### [What you have to do]
When the word "queue" shows up in a line of the data below, copy that whole line.

### [Task material]
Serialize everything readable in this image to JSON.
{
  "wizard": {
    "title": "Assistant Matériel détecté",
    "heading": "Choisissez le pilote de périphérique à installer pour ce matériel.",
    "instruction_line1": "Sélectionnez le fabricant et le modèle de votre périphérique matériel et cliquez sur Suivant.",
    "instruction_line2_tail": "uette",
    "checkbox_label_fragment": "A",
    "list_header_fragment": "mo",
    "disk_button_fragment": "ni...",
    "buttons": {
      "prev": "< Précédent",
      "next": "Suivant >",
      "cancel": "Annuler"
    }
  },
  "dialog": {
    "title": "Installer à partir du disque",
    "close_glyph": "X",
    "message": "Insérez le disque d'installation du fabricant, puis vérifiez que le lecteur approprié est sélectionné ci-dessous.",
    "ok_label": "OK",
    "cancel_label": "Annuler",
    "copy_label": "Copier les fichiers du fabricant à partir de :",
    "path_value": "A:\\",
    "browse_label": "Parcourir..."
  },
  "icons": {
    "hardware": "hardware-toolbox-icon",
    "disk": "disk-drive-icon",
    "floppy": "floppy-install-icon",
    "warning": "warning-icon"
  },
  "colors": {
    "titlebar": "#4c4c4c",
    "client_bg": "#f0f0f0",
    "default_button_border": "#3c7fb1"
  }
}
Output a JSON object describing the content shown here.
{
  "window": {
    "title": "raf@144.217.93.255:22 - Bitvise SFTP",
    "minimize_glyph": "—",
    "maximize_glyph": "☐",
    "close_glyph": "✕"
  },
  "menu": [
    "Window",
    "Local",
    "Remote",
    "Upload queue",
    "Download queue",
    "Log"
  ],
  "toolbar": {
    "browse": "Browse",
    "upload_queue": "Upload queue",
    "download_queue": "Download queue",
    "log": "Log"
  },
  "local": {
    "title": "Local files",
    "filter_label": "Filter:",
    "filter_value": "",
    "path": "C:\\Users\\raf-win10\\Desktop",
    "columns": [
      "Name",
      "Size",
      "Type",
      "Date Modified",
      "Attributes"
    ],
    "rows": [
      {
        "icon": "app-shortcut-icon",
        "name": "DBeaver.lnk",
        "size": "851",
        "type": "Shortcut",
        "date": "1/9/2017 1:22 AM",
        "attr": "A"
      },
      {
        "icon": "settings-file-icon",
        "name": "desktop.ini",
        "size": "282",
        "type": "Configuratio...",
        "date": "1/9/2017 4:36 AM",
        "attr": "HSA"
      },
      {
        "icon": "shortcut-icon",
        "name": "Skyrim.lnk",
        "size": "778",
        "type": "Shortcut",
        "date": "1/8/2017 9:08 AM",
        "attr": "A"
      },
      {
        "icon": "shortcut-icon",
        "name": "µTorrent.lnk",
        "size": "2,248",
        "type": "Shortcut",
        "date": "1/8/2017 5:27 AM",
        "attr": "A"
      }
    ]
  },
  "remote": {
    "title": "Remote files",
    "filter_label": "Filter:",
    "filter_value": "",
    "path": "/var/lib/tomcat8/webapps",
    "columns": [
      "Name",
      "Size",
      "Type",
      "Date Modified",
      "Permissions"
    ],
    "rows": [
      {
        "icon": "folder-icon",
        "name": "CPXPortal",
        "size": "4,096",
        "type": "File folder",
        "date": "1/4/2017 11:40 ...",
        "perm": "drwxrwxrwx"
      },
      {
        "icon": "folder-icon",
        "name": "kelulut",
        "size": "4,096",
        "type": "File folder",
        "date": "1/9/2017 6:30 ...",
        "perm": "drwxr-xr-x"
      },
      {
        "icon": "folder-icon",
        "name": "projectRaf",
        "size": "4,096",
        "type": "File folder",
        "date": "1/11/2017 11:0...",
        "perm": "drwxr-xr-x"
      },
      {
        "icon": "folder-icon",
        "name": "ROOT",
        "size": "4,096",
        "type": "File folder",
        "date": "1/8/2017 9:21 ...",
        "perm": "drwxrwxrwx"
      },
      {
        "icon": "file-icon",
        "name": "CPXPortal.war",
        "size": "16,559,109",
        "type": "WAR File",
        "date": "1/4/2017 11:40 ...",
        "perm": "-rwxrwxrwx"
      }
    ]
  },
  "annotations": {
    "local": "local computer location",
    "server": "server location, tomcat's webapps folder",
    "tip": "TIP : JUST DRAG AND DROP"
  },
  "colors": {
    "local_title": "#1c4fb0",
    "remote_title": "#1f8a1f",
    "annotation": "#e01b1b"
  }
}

### [Exercise answer]
    "Upload queue",
    "Download queue",
    "upload_queue": "Upload queue",
    "download_queue": "Download queue",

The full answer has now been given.